I had no idea if this camera worked — I knew the film counter didn’t — but at $75 I was giving it a try. Worst case, it would become another mechanical jewel that would be added to my collection of film classics from a bygone era. As you can see from these images, the Rollei 35 worked and worked marvelously.
People familiar with the way I shoot, like my fried Mike Connell, would be amused. In the digital realm, I shoot fast and I shoot often. With this contraption, I meter manually with an iPhone, adjust the aperture and shutter knobs and estimate distance so that I can approximate focus. Yup, not even a rangefinder to tell you if it’s focused right. I know there’s a little bit of irony that I use a super sophisticated pocket computer to figure out exposure. You’ll have to forgive me. My skill at judging exposure is currently below rudimentary.
All of the photographs on this page (except for the last one) were shot with the Rollei 35 with a new roll of Kodak Ektar 100. I got it developed and scanned at ultra high-res last week at Precision Camera. Precision has several scanning levels and the ultra high-res gives me 26 megapixels of digital goodness. I don’t get any prints made. I go from film development to digital in one convenient step through Precision’s service. While Ektar 100 is a colorful film, I enhanced it further using digital post processing in Aperture 3.
Scans are a digital capture of an analog process and I think the results look different from pure digital. It’s hard for me to put it into words but I think there is a richer and mellower look. Digital is crisper but more clinical. I must say that I’m liking the color a lot.
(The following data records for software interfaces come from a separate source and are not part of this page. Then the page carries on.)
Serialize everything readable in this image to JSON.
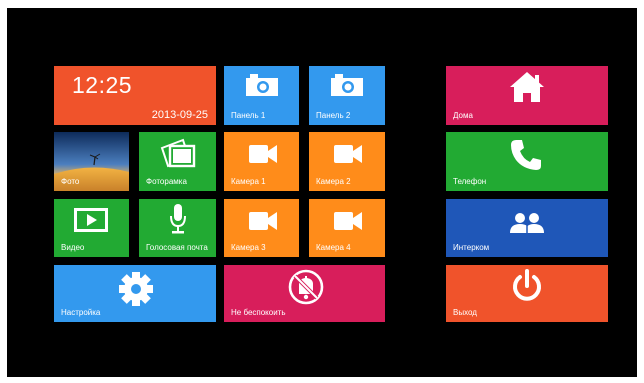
{
  "clock": {
    "time": "12:25",
    "date": "2013-09-25"
  },
  "tiles": {
    "panel1": "Панель 1",
    "panel2": "Панель 2",
    "photo": "Фото",
    "photoframe": "Фоторамка",
    "camera1": "Камера 1",
    "camera2": "Камера 2",
    "video": "Видео",
    "voicemail": "Голосовая почта",
    "camera3": "Камера 3",
    "camera4": "Камера 4",
    "settings": "Настройка",
    "dnd": "Не беспокоить",
    "home": "Дома",
    "phone": "Телефон",
    "intercom": "Интерком",
    "exit": "Выход"
  },
  "icons": {
    "panel": "camera-icon",
    "camera": "video-camera-icon",
    "photo": "landscape-photo-icon",
    "photoframe": "photo-frame-icon",
    "video": "play-icon",
    "voicemail": "microphone-icon",
    "settings": "gear-icon",
    "dnd": "do-not-disturb-icon",
    "home": "house-icon",
    "phone": "phone-handset-icon",
    "intercom": "people-icon",
    "exit": "power-icon"
  },
  "colors": {
    "red_orange": "#f0532b",
    "blue": "#3399ee",
    "orange": "#ff8c1a",
    "green": "#22aa33",
    "magenta": "#d81e5b",
    "dark_blue": "#1f57b8",
    "screen_bg": "#000000"
  }
}
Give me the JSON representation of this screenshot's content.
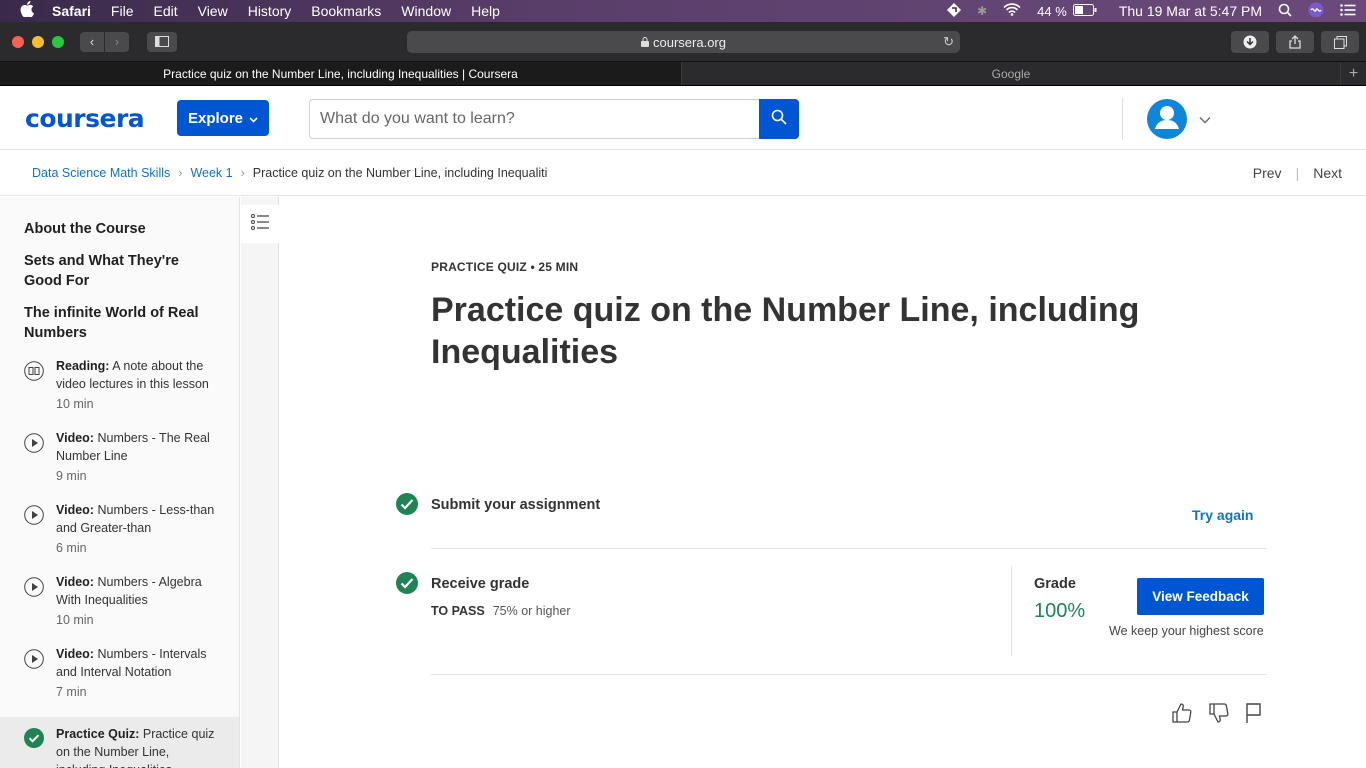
{
  "menubar": {
    "app": "Safari",
    "items": [
      "File",
      "Edit",
      "View",
      "History",
      "Bookmarks",
      "Window",
      "Help"
    ],
    "battery": "44 %",
    "datetime": "Thu 19 Mar at  5:47 PM"
  },
  "browser": {
    "url": "coursera.org",
    "tabs": [
      {
        "title": "Practice quiz on the Number Line, including Inequalities | Coursera"
      },
      {
        "title": "Google"
      }
    ]
  },
  "header": {
    "logo": "coursera",
    "explore": "Explore",
    "search_placeholder": "What do you want to learn?"
  },
  "breadcrumb": {
    "course": "Data Science Math Skills",
    "week": "Week 1",
    "current": "Practice quiz on the Number Line, including Inequaliti",
    "prev": "Prev",
    "next": "Next"
  },
  "sidebar": {
    "sections": [
      "About the Course",
      "Sets and What They're Good For",
      "The infinite World of Real Numbers"
    ],
    "items": [
      {
        "type": "Reading:",
        "title": "A note about the video lectures in this lesson",
        "duration": "10 min",
        "icon": "book-icon"
      },
      {
        "type": "Video:",
        "title": "Numbers - The Real Number Line",
        "duration": "9 min",
        "icon": "play-icon"
      },
      {
        "type": "Video:",
        "title": "Numbers - Less-than and Greater-than",
        "duration": "6 min",
        "icon": "play-icon"
      },
      {
        "type": "Video:",
        "title": "Numbers - Algebra With Inequalities",
        "duration": "10 min",
        "icon": "play-icon"
      },
      {
        "type": "Video:",
        "title": "Numbers - Intervals and Interval Notation",
        "duration": "7 min",
        "icon": "play-icon"
      },
      {
        "type": "Practice Quiz:",
        "title": "Practice quiz on the Number Line, including Inequalities",
        "duration": "",
        "icon": "check-icon"
      }
    ]
  },
  "main": {
    "kicker": "PRACTICE QUIZ • 25 MIN",
    "title": "Practice quiz on the Number Line, including Inequalities",
    "submit_label": "Submit your assignment",
    "try_again": "Try again",
    "receive_grade": "Receive grade",
    "to_pass_label": "TO PASS",
    "to_pass_value": "75% or higher",
    "grade_label": "Grade",
    "grade_value": "100%",
    "view_feedback": "View Feedback",
    "keep_note": "We keep your highest score"
  },
  "colors": {
    "brand": "#0056d2",
    "success": "#1f8354",
    "link": "#0f73c8"
  }
}
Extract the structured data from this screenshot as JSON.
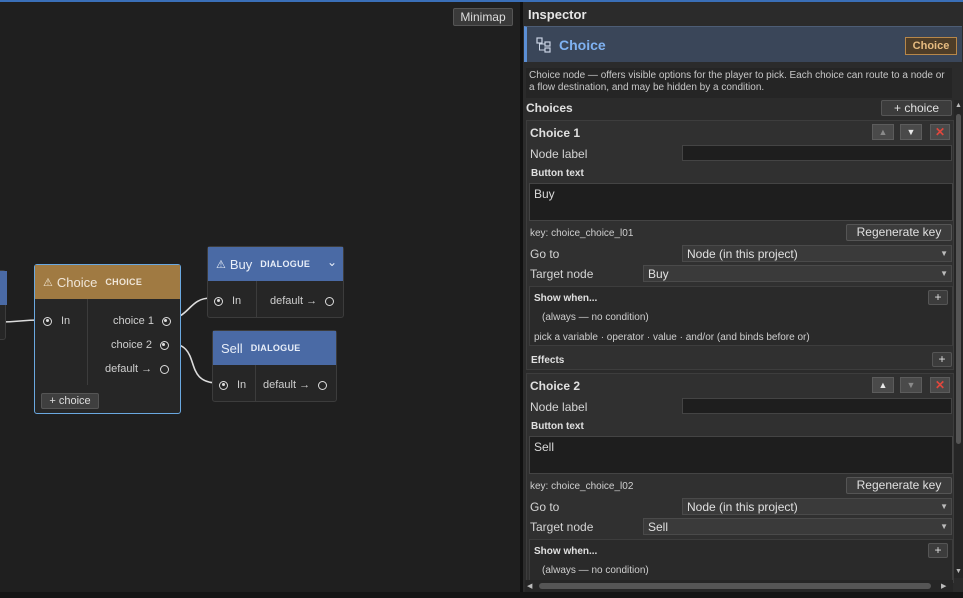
{
  "canvas": {
    "minimap_label": "Minimap",
    "nodes": {
      "choice": {
        "title": "Choice",
        "type": "CHOICE",
        "in_label": "In",
        "outputs": [
          "choice 1",
          "choice 2",
          "default →"
        ],
        "add_label": "+ choice",
        "color": "#a07a42"
      },
      "buy": {
        "title": "Buy",
        "type": "DIALOGUE",
        "in_label": "In",
        "out_label": "default →",
        "color": "#4a6aa5"
      },
      "sell": {
        "title": "Sell",
        "type": "DIALOGUE",
        "in_label": "In",
        "out_label": "default →",
        "color": "#4a6aa5"
      }
    }
  },
  "inspector": {
    "title": "Inspector",
    "node_name": "Choice",
    "badge": "Choice",
    "description": "Choice node — offers visible options for the player to pick. Each choice can route to a node or a flow destination, and may be hidden by a condition.",
    "choices_header": "Choices",
    "add_choice_label": "+ choice",
    "choices": [
      {
        "header": "Choice 1",
        "node_label_caption": "Node label",
        "node_label_value": "",
        "button_text_caption": "Button text",
        "button_text_value": "Buy",
        "key_text": "key: choice_choice_l01",
        "regen_label": "Regenerate key",
        "goto_caption": "Go to",
        "goto_value": "Node (in this project)",
        "target_caption": "Target node",
        "target_value": "Buy",
        "show_when_caption": "Show when...",
        "condition_text": "(always — no condition)",
        "condition_hint": "pick a variable · operator · value · and/or  (and binds before or)",
        "effects_caption": "Effects"
      },
      {
        "header": "Choice 2",
        "node_label_caption": "Node label",
        "node_label_value": "",
        "button_text_caption": "Button text",
        "button_text_value": "Sell",
        "key_text": "key: choice_choice_l02",
        "regen_label": "Regenerate key",
        "goto_caption": "Go to",
        "goto_value": "Node (in this project)",
        "target_caption": "Target node",
        "target_value": "Sell",
        "show_when_caption": "Show when...",
        "condition_text": "(always — no condition)"
      }
    ],
    "icons": {
      "up": "▲",
      "down": "▼",
      "remove": "✕",
      "plus": "+",
      "caret": "▼",
      "warning": "⚠",
      "collapse": "⌄"
    }
  }
}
Most of all, I’m happy and amazed that all the photographs came out. Somehow, it makes me feel like a real photographer. Beyond the primitive mechanical limitations, with a maximum aperture of f3.5 on this 40mm lens with slow ISO 100 film, I need a lot of light unless I break out the tripod.
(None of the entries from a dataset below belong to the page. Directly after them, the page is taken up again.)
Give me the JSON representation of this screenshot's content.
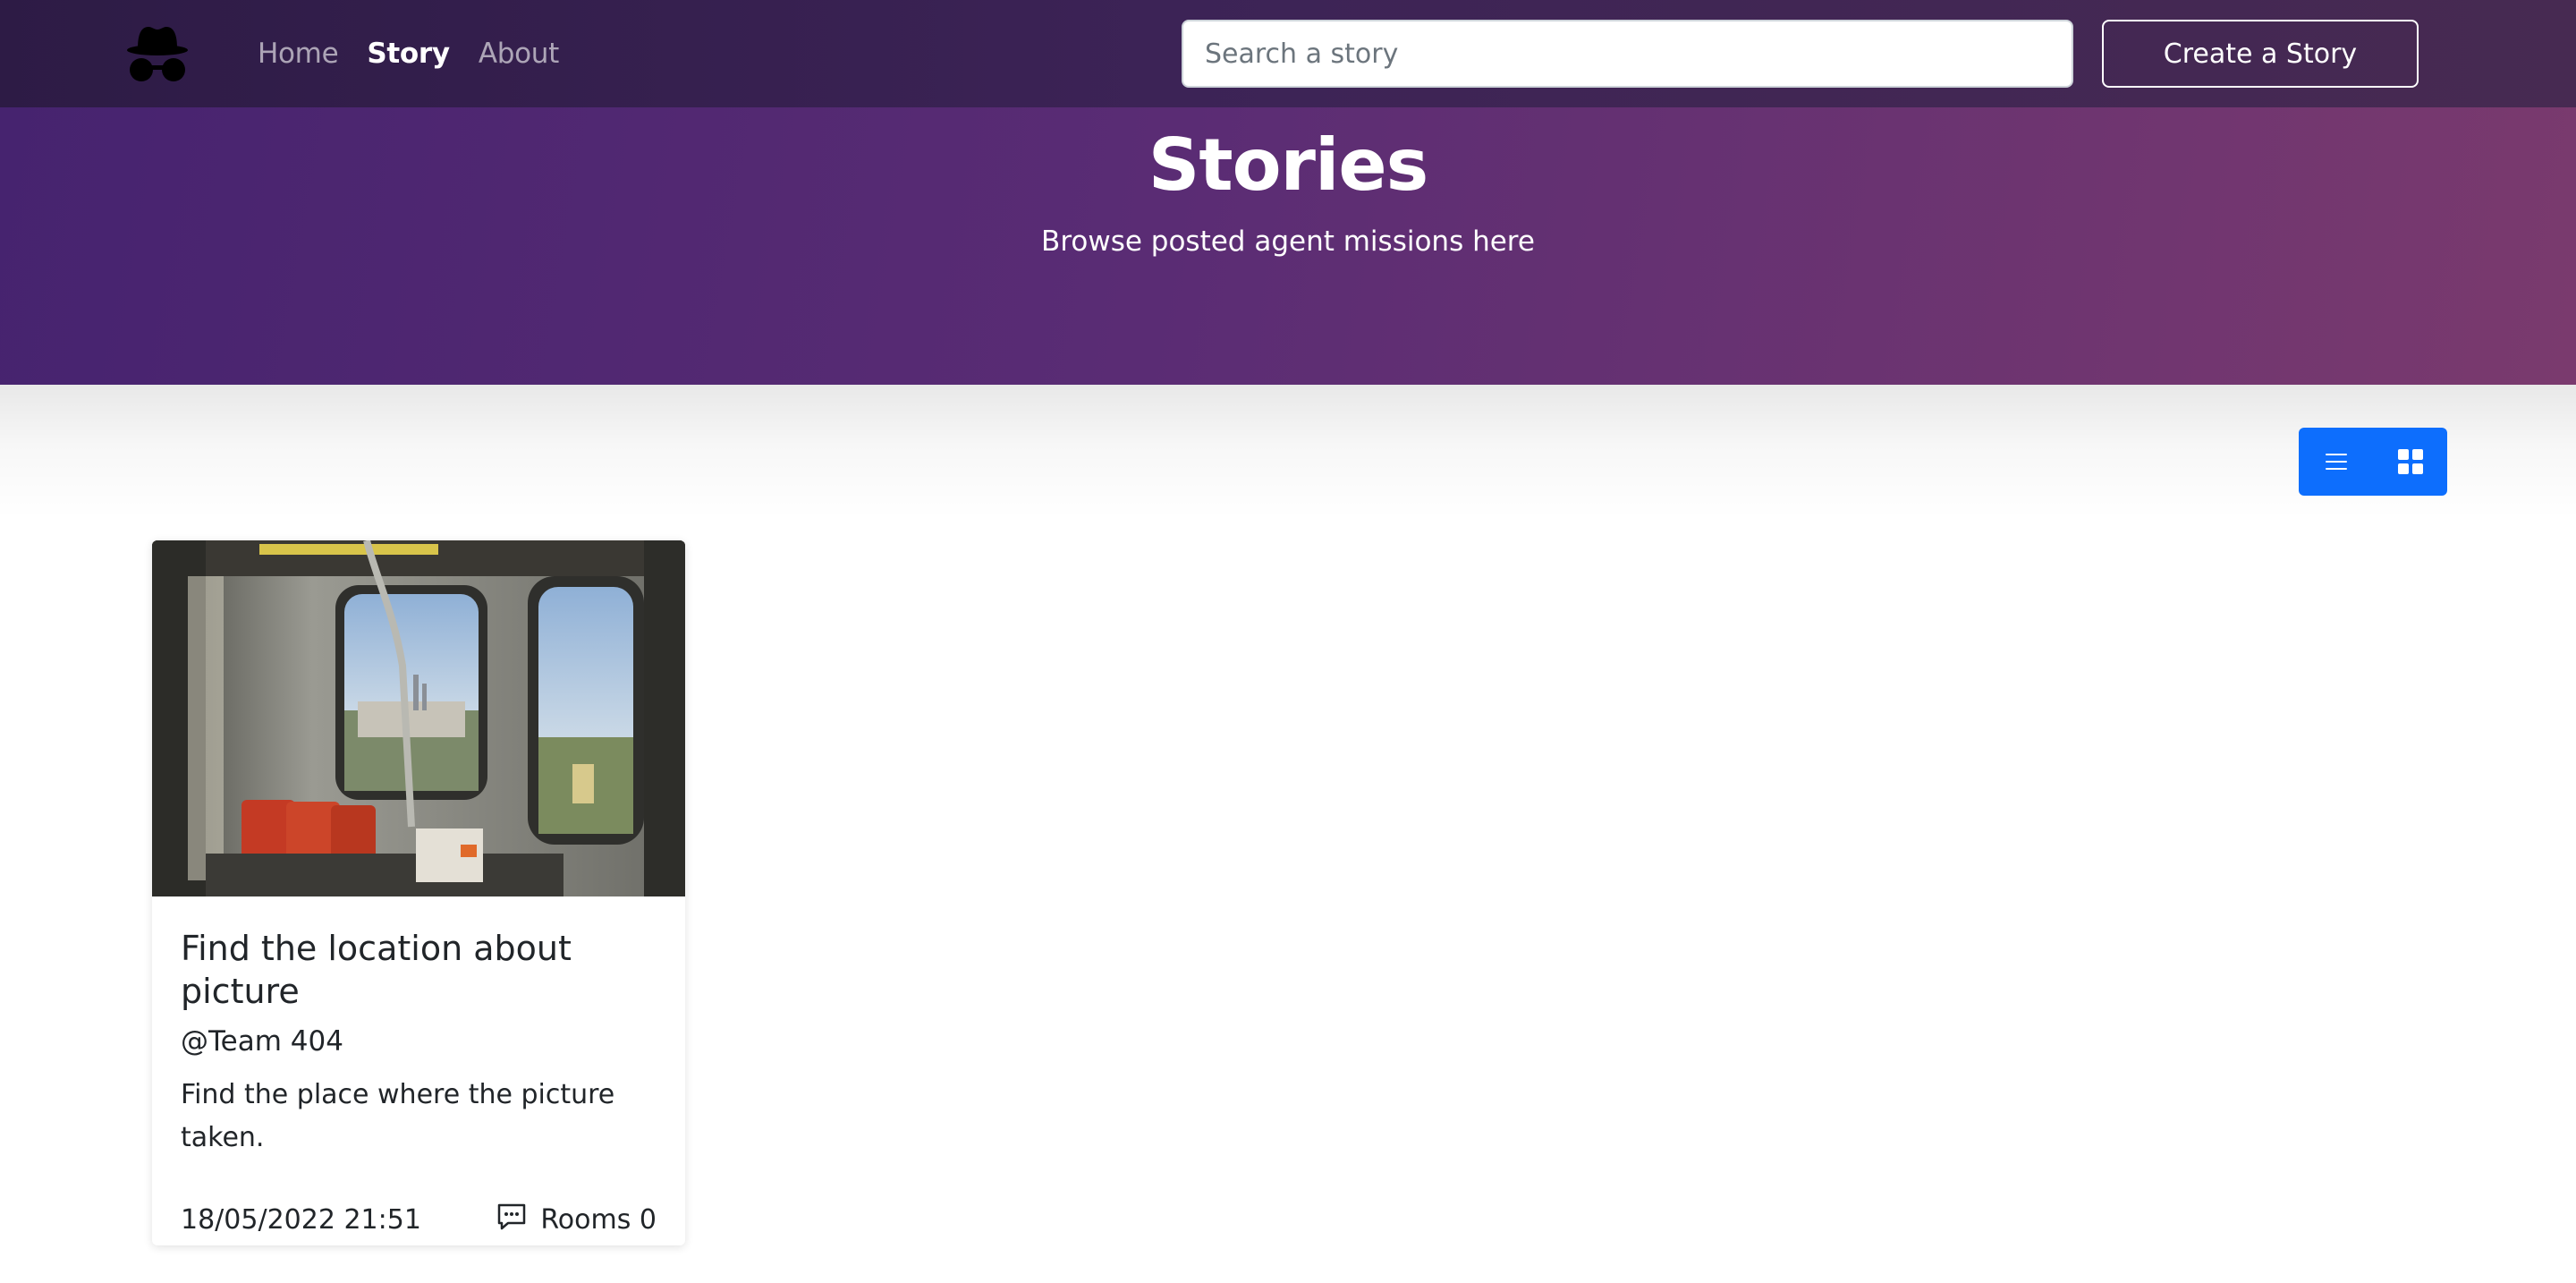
{
  "navbar": {
    "links": [
      {
        "label": "Home",
        "active": false
      },
      {
        "label": "Story",
        "active": true
      },
      {
        "label": "About",
        "active": false
      }
    ],
    "search": {
      "placeholder": "Search a story",
      "value": ""
    },
    "create_label": "Create a Story",
    "logo_icon": "spy-incognito-icon"
  },
  "hero": {
    "title": "Stories",
    "subtitle": "Browse posted agent missions here"
  },
  "view_toggle": {
    "options": [
      "list-view-icon",
      "grid-view-icon"
    ],
    "selected": "grid",
    "color": "#0d6efd"
  },
  "stories": [
    {
      "title": "Find the location about picture",
      "author": "@Team 404",
      "description": "Find the place where the picture taken.",
      "date": "18/05/2022 21:51",
      "rooms_label": "Rooms 0"
    }
  ],
  "colors": {
    "navbar": "#3c2356",
    "hero_start": "#46236f",
    "hero_end": "#7a3a6e",
    "accent": "#0d6efd"
  }
}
So what does this mechanical wonder look like? Here is a snap I took recently at the Apple Store. Posted on Instagram, I call it “Old and New Cameras. The Rollei 35 (1966) and the Apple iPhone 6 Plus (2014)”.
I mentioned in my previous post that I’m going to experiment with film. I’m intrigued by the analog color which seems quite different from digital. I’m starting by unlocking a 4 year time capsule.
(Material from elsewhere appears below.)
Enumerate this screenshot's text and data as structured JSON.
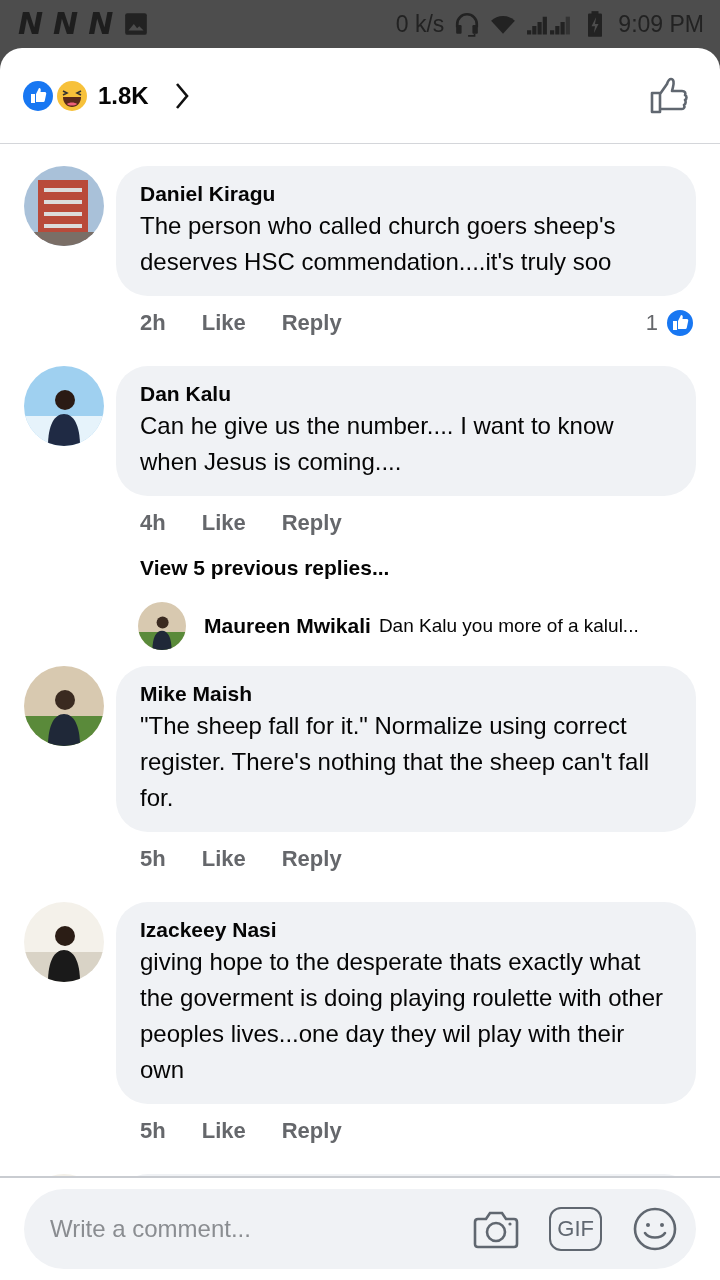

I have a Canon EOS Rebel T2 film camera which I bought for $40, with kit lens, when Wolf Camera was going out of business a number of years ago. This may very well be the last film SLR Canon released. What’s cool about this camera is that it’s fully compatible with all my Canon EOS lenses that I use on my modern, digital Canon 6D. So the Rebel T2 is perfect for my exploration of film.
I dug out the old camera and popped in a battery and noticed that I had a few frames left from an old roll. Best I can remember, I loaded this with some cheap Fujifim Superia 400 film about 4 years ago. I had no idea what was on it. I shot a few snaps and brought it into Precision Camera for film developing and an ultra high-res scan.
Apparently it’s a thing to actually shoot with expired film. If you do I recommend that you greatly overexpose, my newly shot photos came out dark and exceptionally grainy. From what I found out, film loses its light sensitivity as it grows old. But the images I captured 4 years ago look interesting in an artistic way. Increased grain with random color splotches but exposures looked decent.
The image above is my favorite. The tall building under construction is the Austonian that has long been completed. The two other cranes mark the beginnings of the W Hotel and the Four Season’s Residences. That was the last boom. Today in 2014, Austin is going through yet another one, even larger than the one four years ago.